*** Opening ENTRIES SUPPLIED ***

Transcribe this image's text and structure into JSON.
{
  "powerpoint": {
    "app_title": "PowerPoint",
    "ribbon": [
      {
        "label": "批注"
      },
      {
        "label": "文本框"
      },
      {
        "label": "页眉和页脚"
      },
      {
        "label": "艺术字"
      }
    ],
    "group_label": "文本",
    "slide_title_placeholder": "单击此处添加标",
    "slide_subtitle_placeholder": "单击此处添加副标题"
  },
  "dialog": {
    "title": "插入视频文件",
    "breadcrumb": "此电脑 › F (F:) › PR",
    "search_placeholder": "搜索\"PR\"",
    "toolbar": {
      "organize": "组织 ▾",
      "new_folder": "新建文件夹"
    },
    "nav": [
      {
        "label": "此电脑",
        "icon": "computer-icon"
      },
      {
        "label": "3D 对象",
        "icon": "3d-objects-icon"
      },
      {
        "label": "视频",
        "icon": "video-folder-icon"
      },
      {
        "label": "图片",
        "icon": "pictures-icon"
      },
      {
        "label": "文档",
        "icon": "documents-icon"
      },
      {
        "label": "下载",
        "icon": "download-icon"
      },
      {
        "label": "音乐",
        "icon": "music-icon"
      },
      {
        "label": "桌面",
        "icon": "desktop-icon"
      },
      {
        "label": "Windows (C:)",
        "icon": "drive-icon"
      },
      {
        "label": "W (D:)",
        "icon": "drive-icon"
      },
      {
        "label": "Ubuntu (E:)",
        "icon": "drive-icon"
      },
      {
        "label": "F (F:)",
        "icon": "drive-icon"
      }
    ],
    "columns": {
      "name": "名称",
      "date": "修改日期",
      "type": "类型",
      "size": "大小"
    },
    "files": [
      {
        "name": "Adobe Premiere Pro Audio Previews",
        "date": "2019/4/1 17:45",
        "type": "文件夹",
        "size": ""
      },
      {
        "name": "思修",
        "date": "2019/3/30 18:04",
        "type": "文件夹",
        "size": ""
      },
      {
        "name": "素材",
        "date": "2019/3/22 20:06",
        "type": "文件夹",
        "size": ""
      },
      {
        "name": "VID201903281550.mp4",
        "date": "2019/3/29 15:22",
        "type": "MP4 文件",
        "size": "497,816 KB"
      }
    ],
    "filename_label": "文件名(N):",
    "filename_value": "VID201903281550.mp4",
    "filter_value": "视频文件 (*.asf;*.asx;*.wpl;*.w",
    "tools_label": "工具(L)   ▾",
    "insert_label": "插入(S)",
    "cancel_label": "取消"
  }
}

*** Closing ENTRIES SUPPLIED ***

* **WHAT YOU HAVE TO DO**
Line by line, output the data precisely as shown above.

* **EXERCISE RESPONSE**
Transcribe this image's text and structure into JSON.
{
  "powerpoint": {
    "app_title": "PowerPoint",
    "ribbon": [
      {
        "label": "批注"
      },
      {
        "label": "文本框"
      },
      {
        "label": "页眉和页脚"
      },
      {
        "label": "艺术字"
      }
    ],
    "group_label": "文本",
    "slide_title_placeholder": "单击此处添加标",
    "slide_subtitle_placeholder": "单击此处添加副标题"
  },
  "dialog": {
    "title": "插入视频文件",
    "breadcrumb": "此电脑 › F (F:) › PR",
    "search_placeholder": "搜索\"PR\"",
    "toolbar": {
      "organize": "组织 ▾",
      "new_folder": "新建文件夹"
    },
    "nav": [
      {
        "label": "此电脑",
        "icon": "computer-icon"
      },
      {
        "label": "3D 对象",
        "icon": "3d-objects-icon"
      },
      {
        "label": "视频",
        "icon": "video-folder-icon"
      },
      {
        "label": "图片",
        "icon": "pictures-icon"
      },
      {
        "label": "文档",
        "icon": "documents-icon"
      },
      {
        "label": "下载",
        "icon": "download-icon"
      },
      {
        "label": "音乐",
        "icon": "music-icon"
      },
      {
        "label": "桌面",
        "icon": "desktop-icon"
      },
      {
        "label": "Windows (C:)",
        "icon": "drive-icon"
      },
      {
        "label": "W (D:)",
        "icon": "drive-icon"
      },
      {
        "label": "Ubuntu (E:)",
        "icon": "drive-icon"
      },
      {
        "label": "F (F:)",
        "icon": "drive-icon"
      }
    ],
    "columns": {
      "name": "名称",
      "date": "修改日期",
      "type": "类型",
      "size": "大小"
    },
    "files": [
      {
        "name": "Adobe Premiere Pro Audio Previews",
        "date": "2019/4/1 17:45",
        "type": "文件夹",
        "size": ""
      },
      {
        "name": "思修",
        "date": "2019/3/30 18:04",
        "type": "文件夹",
        "size": ""
      },
      {
        "name": "素材",
        "date": "2019/3/22 20:06",
        "type": "文件夹",
        "size": ""
      },
      {
        "name": "VID201903281550.mp4",
        "date": "2019/3/29 15:22",
        "type": "MP4 文件",
        "size": "497,816 KB"
      }
    ],
    "filename_label": "文件名(N):",
    "filename_value": "VID201903281550.mp4",
    "filter_value": "视频文件 (*.asf;*.asx;*.wpl;*.w",
    "tools_label": "工具(L)   ▾",
    "insert_label": "插入(S)",
    "cancel_label": "取消"
  }
}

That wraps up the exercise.